Amend 2012 Ballot Measure Victories
More than seven million voters had a chance to weigh in directly with their views regarding Citizens United in Common Cause-backed ballot measures on Election Day. What they had to say was clear: corporations are not people, money is not free speech.
Montana’s Initiative 166, Stand with Montanans, establishes an official Montana policy that corporations are not people with constitutional rights and charges Montana’s elected officials with supporting a constitutional amendment to create a level playing field in campaign spending.
» I-166 passed with 75 percent of the vote. Mitt Romney carried Montana with only 55%.
I-166 was a partnership between Common Cause and Free Speech for People with support from Governor Brian Schwiezter (D), Lt Governor John Bohlinger (R), former Secretary of State Verner Bertleson (R), CREDO Action, MontPIRG, Avaaz, Montana Conservation Voters, the League of Rural Voters, American Independent Business Alliance, Missoula Move to Amend, unPAC, Public Citizen, MEA-MFT, AFL-CIO, Montana Votes, and the Montana Organizing Project.
Colorado Amendment 65 instructs Colorado’s congressional delegation to propose and support an amendment to the U.S. Constitution that allows congress and the states to limit campaign contributions and spending that allow all citizens, regardless of wealth, to express their views to one another on a level playing field.

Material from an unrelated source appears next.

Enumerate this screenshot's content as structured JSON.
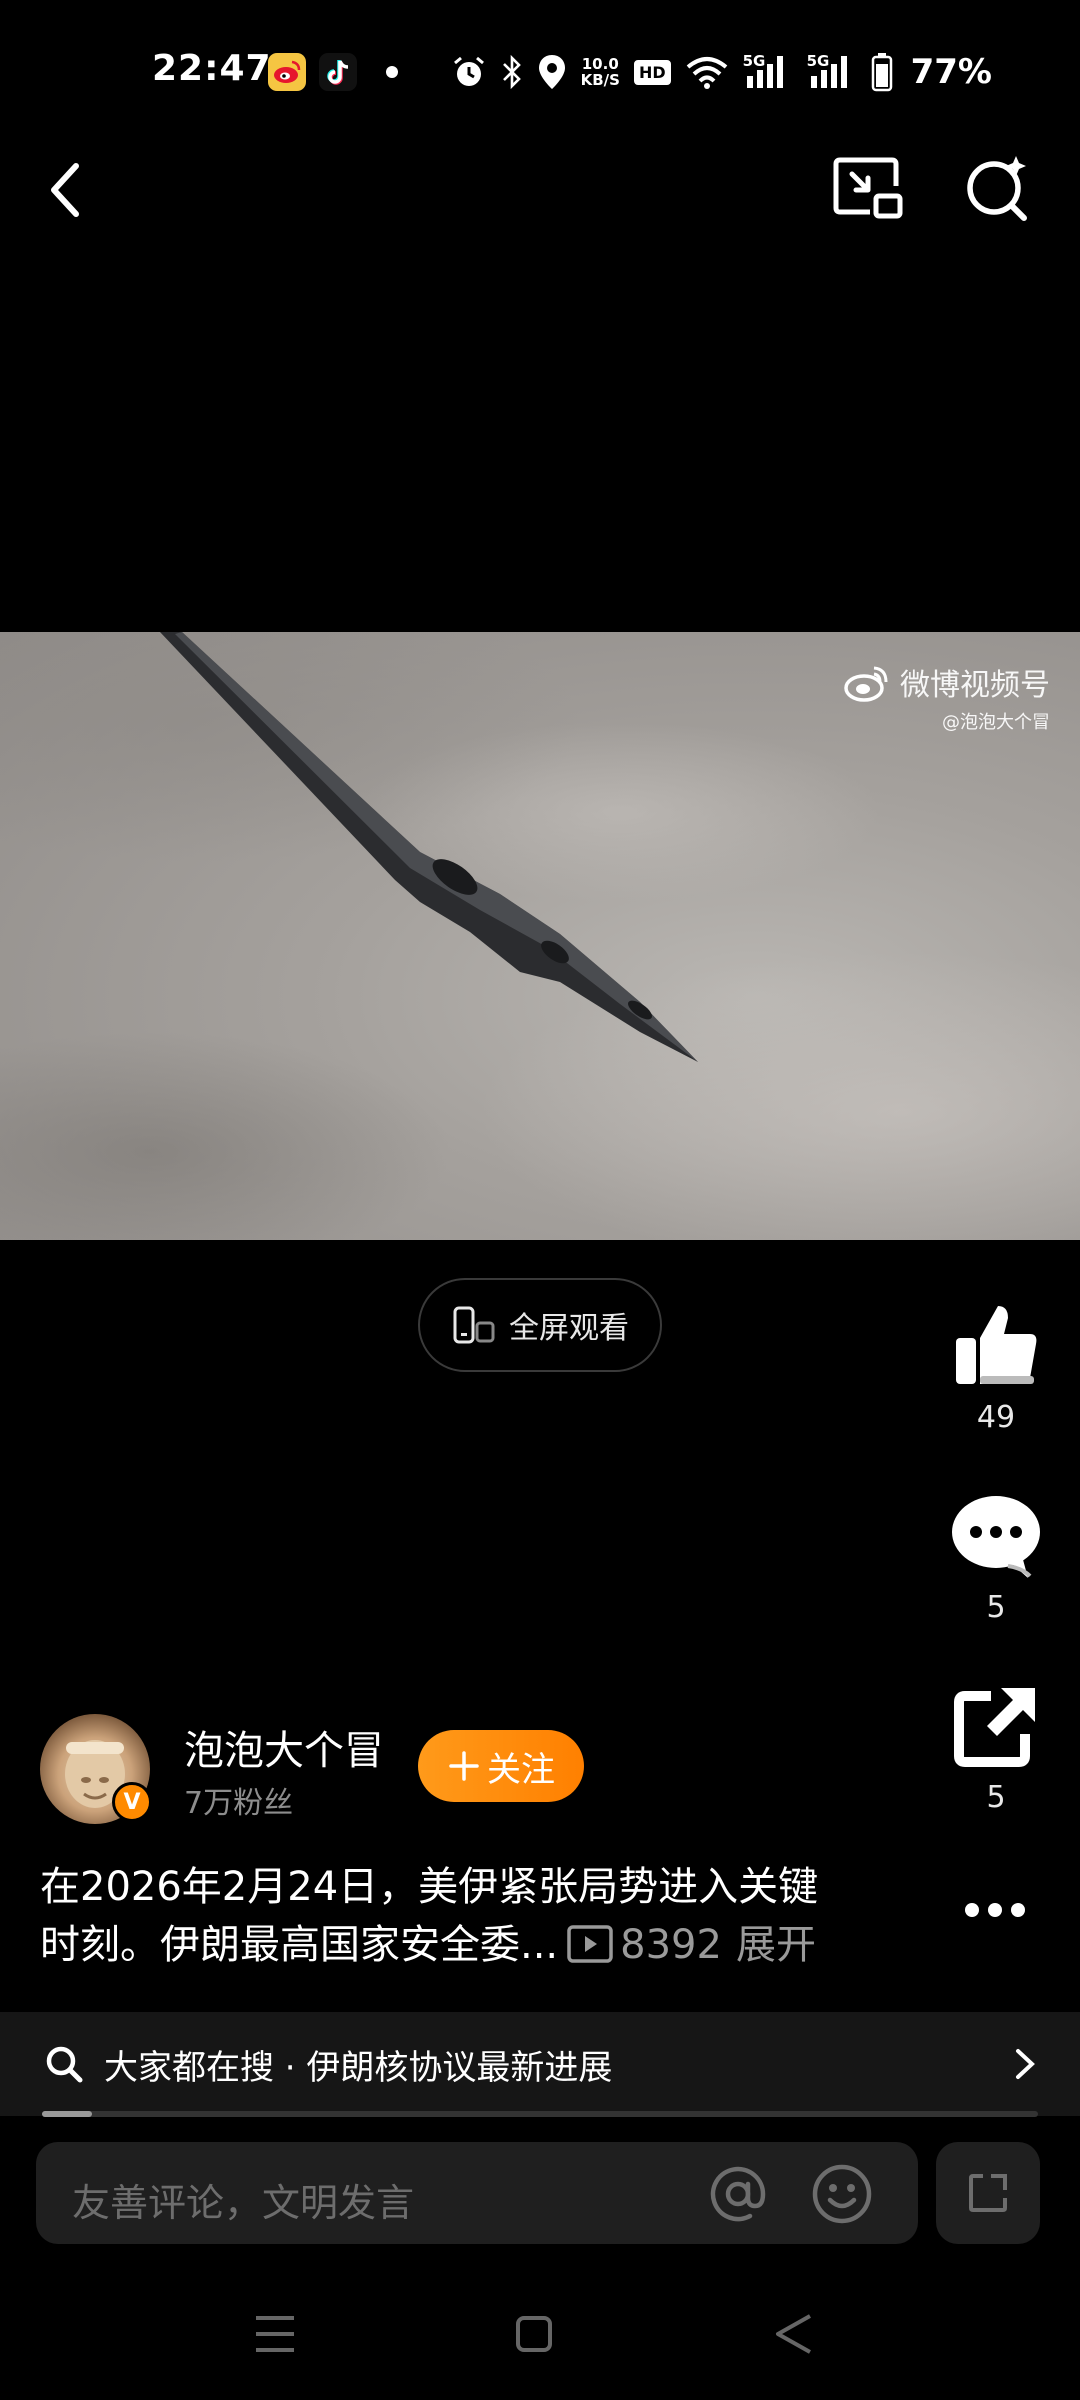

Amendment 65 was supported by Common Cause, Colorado Fair Share, CleanSlateNow.org, CoPIRG, Communication Workers of America, People for the American Way, Public Citizen, CREDO Action, MoveOn.org, New Era Colorado, and many others.
Voters in more than half of Massachusetts towns and cities had the opportunity to support local measures(PDF) that instruct their state senator or legislator to support a constitutional amendment affirming that 1) corporations are not entitled to the constitutional rights of human beings and 2) both Congress and the states may place limits on political contributions and political spending.
»Every measure passed with a combined margin of 79% yes. The Boston Globe has town by town details.
The practice of voter instructions dates back to colonial Boston, and Massachusetts is one of the few states that have formal voter instruction initiatives as part of their constitution. The measures were backed by a coalition including Common Cause Massachusetts, Move to Amend, Occupy chapters, Mass VOTE, Free Speech for People, Public Citizen, the League of Women Voters of Massachusetts and many others.
San Francisco Prop G and Richmond, Calif., Measure P
San Francisco Supervisor John Avalos took the lead in getting a local measure on the ballot in San Francisco and former California Common Cause board member Jim Rogers−current vice mayor of Richmond, California−led efforts to place Measure P on the ballot, making Richmond’s the first city council to place a voter instructions measure in front of voters on this topic.
»San Francisco voters passed Prop G with 81 percent of the vote.
»Richmond voters spoke up with 72 percent of voters supporting the Amend 2012 ballot amendment.
Chicago Question 3
Voters in Chicago supported the Take Back Our Vote measure that asked, “Shall the U.S. Congress pass a bill, to be duly ratified by three-fourths of the states, adopting an amendment to the U.S. Constitution, empowering the federal government and the states to regulate and limit political contributions from corporations?”
»Chicago voters chose to take back their vote with 74 percent supporting the measure!
The measure was placed on the ballot by the city council with support from Common Cause, MoveOn.org, Public Citizen, Chicago Move to Amend, Citizen Action, and other groups.
»Ashland passed the measure by 80 percent. Eugene passed with 73 percent of voters supporting the ballot measure. With 99 percent of ballots counted, Lincoln County’s measure earned 77 percent support.
This post was updated at 6:00 a.m. ET on Wednesday, November 7